This is where the questions of fair use and de minimis use enter the picture. Fair use occurs when a creator uses a copyright protected work in a way which transforms or comments upon the nature of the protected work in some way. The Copyright Act of 1976 provides a balancing test to help courts determine when a work constitutes fair use. Courts examine the commercial nature of the new work, the nature of the original work, how much of the original work the new work appropriated, and the effect the new work would have on the original’s marketability. De minimis constitutes a minimal or unsubstantial use of copyrighted that it is not actionable. If a work constitutes a fair use or de minimis use, the user of the copyrighted material does not need authorization from the rights holder and does not have to pay for use of the work.
When Rumblefish, or a similar micro-licensing company, sends out a notice to a video creator, most recipients accept the right holder’s decision to monetize the video so as to avoid having a Digital Millennium Copyright Act (DMCA) take-down notice filed (which results in a strike to the uploader’s account) or receiving threats of legal action for copyright infringement. Although the Content ID system contains a built-in appeals process where uploaders may argue fair use or de minimis use, most content creators simply chose not to appeal because, until recently, video creators did not earn any income during an appeal. The potential payoff gained from the immense task of claiming fair use or de minimis use simply did not outweigh the income lost during the appeal. This resulted in an online environment that discouraged content creators from asserting their legal rights to fair use and de minimis use and paying unnecessary money when they could, potentially, utilize protected material without cost.
Responding to this issue, YouTube announced its revamped Content ID appeals system last month. Under the new appeals process, YouTube will continue collecting revenue on videos where the creator and song owner choose to run advertisements and will award the revenue to the appropriate party at the end of the appeal. While this represents an acknowledgement that issues exist with fair use and de minimis use in online media, and eliminates one of the factors that keeps creators from implicating fair use or de minimis use to their advantage, many argue that YouTube should take further remedies.
Some suggest making a micro-licensing company provide a fair use or de minimis use analysis alongside a claim to show that the company considered these rights before monetizing under the Content ID system. Others believe micro-licensing companies which have a certain number of notices overturned on appeal should be sanctioned and subject to penalties from YouTube. The conversation between micro-licensing companies, however earnest they appear at this time, will ensure that fair use and de minimis use – affirmative legal rights in the Copyright realm – do not get sidestepped.
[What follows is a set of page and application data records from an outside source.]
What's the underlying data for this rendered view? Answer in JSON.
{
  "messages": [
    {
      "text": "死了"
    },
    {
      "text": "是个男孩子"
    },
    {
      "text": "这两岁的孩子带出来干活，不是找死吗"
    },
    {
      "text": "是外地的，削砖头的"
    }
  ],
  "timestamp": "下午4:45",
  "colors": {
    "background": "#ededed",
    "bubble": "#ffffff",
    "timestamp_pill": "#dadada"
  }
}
 YouTube Monetization, Rumblefish, http://rumblefish.com/youtube-monetization/ (last visited June 3, 2016).
 A Guide to YouTube Removals, Elec. Frontier Found., https://www.eff.org/issues/intellectual-property/guide-to-youtube-removals (last visited June 3, 2016).
 17 U.S.C. § 107 (2012).
 Improving Content ID for Creators, YouTube Creator Blog, (Apr. 28, 2016), http://youtubecreator.blogspot.com/2016/04/improving-content-id-for-creators.html (“Content ID claims are disputed less than 1% of the time . . . .”).
 Elliot Harmon, Content ID and the Rise of the Machines, Elec. Frontier Found. (Feb. 26, 2016), https://www.eff.org/deeplinks/2016/02/content-id-and-rise-machines.
 Patrick McKay, Does Content ID Abuse Infringe Copyright?, Fair Use Tube, (July 19, 2012), http://fairusetube.org/articles/24-does-content-id-abuse-infringe-copyright.